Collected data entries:
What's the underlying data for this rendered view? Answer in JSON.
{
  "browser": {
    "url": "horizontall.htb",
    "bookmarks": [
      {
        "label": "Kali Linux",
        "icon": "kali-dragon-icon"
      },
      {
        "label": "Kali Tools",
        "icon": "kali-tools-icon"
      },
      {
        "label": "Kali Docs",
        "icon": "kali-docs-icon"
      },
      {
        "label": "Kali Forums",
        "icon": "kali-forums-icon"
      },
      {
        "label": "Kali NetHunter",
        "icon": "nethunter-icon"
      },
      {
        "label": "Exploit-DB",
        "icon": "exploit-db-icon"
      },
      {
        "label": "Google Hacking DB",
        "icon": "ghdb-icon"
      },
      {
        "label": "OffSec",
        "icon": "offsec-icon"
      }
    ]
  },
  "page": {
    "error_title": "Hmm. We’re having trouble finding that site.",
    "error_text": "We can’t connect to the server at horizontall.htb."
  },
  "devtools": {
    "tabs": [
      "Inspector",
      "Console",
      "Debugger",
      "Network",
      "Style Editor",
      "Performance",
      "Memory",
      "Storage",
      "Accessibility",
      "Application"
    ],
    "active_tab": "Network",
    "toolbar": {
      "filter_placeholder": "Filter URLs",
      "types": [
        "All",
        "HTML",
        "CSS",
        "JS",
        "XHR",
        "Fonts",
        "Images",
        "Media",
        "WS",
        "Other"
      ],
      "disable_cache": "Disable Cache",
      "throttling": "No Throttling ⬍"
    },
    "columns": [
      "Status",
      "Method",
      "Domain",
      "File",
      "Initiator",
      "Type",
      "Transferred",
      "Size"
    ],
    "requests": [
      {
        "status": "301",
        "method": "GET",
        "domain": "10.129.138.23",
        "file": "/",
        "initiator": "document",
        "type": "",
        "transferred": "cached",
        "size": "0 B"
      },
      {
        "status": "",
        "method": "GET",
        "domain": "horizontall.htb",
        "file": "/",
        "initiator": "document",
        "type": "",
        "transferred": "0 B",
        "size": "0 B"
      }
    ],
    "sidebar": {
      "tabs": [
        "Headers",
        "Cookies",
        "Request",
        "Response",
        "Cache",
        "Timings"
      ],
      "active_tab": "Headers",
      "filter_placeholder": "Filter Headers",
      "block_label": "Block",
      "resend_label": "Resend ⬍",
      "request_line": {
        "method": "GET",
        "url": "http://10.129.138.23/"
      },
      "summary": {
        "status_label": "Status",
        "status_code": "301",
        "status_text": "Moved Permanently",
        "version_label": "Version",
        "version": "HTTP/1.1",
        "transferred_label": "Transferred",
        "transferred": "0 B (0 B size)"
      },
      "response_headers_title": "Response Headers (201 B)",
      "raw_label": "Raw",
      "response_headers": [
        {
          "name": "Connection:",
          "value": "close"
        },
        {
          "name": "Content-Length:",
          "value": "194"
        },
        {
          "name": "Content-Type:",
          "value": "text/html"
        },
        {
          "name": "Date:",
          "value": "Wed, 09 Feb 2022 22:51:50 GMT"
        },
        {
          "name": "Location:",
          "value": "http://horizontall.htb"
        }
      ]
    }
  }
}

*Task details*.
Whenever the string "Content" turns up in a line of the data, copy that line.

*Output for this exercise*.
          "name": "Content-Length:",
          "name": "Content-Type:",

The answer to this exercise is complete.